Drug Prices. Compared with the residents of other countries, Americans pay much more for brand-name prescription drugs, less for generic and over-the-counter drugs, and roughly the same prices for biologics. This page believes it would be beneficial to allow Medicare to negotiate with manufacturers for lower prescription drug prices and to allow cheaper drugs to be imported from abroad. The prospect for big savings is dubious.
The prospect for big savings is dubious indeed (the Times thumped Kerry on the drug re-importation issue in 2004), but if we join Europe in refusing to pay for new drugs, who will deliver the next generation of breakthroughs?
The Times raises cogent objections to consumer sovereignty rather than dismissing it out of hand:
Skin in the Game. The solution favored by many conservatives is to force consumers to shell out more money when they seek medical care so that they will think harder about whether it is really necessary. The “consumer-directed health care” movement calls for providing people with enough information about doctors and treatments so that they can make wise decisions.
There would most likely be some savings. A classic experiment by Rand researchers from 1974 to 1982 found that people who had to pay almost all of their own medical bills spent 30 percent less on health care than those whose insurance covered all their costs, with little or no difference in health outcomes. The one exception was low-income people in poor health, who went without care they needed. Any cost-sharing scheme would have to protect those unable to bear the burden.

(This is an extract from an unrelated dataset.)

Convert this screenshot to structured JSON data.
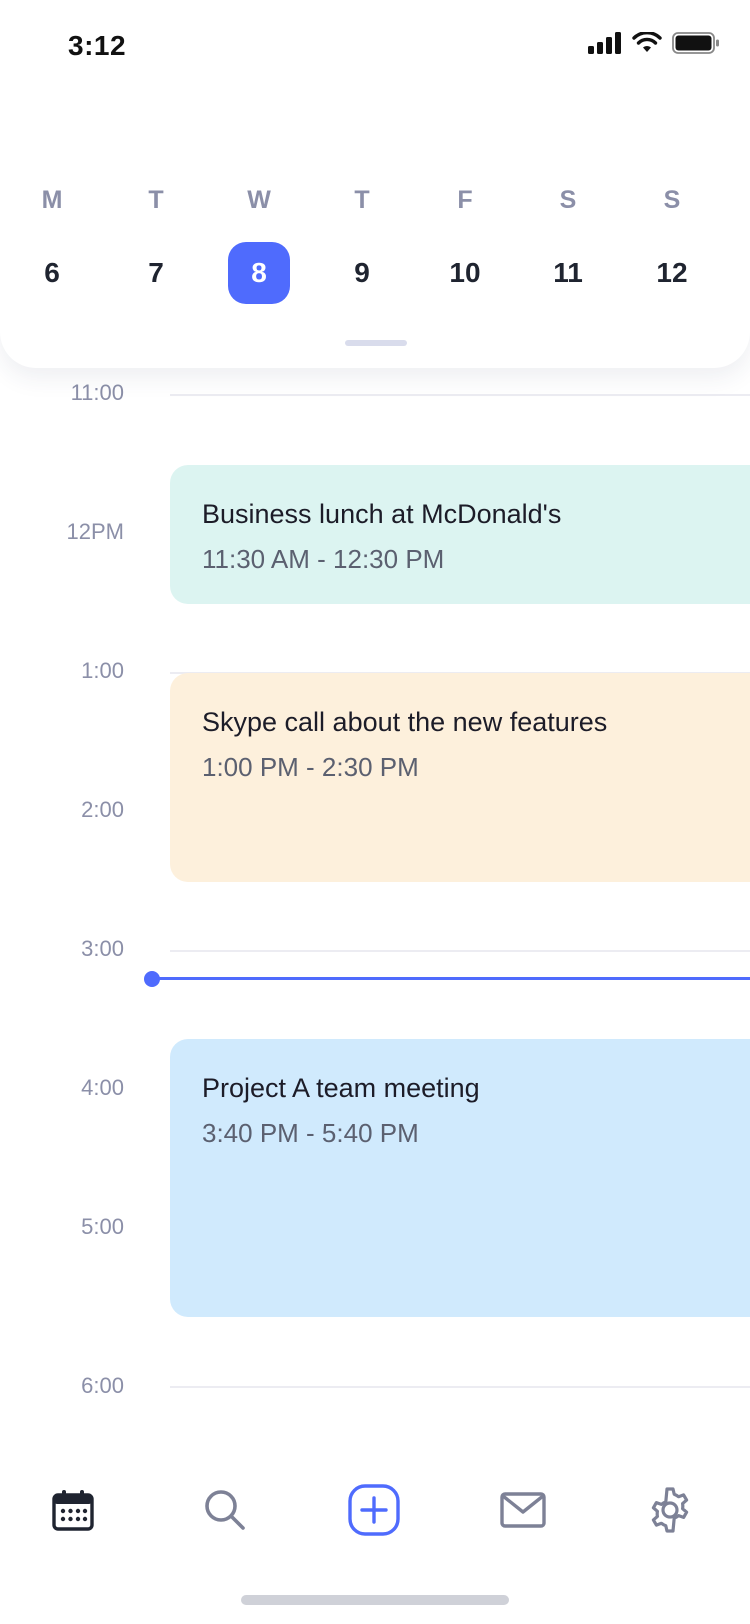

And consumer-driven plans have limitations. Most health care spending is racked up by a small percentage of individuals whose bills are so high they are no longer subject to cost sharing; they will hardly be deterred from expensive care they desperately need. Moreover, few consumers have the competence or knowledge to second-guess a doctor’s recommendations.
What they left out is that employer-sponsored health insurance is eligible for a tax deduction whereas privately purchased insurance is not; Ramesh Ponnuru discussed this in the prestigious pages of TIME (and two rejoinders).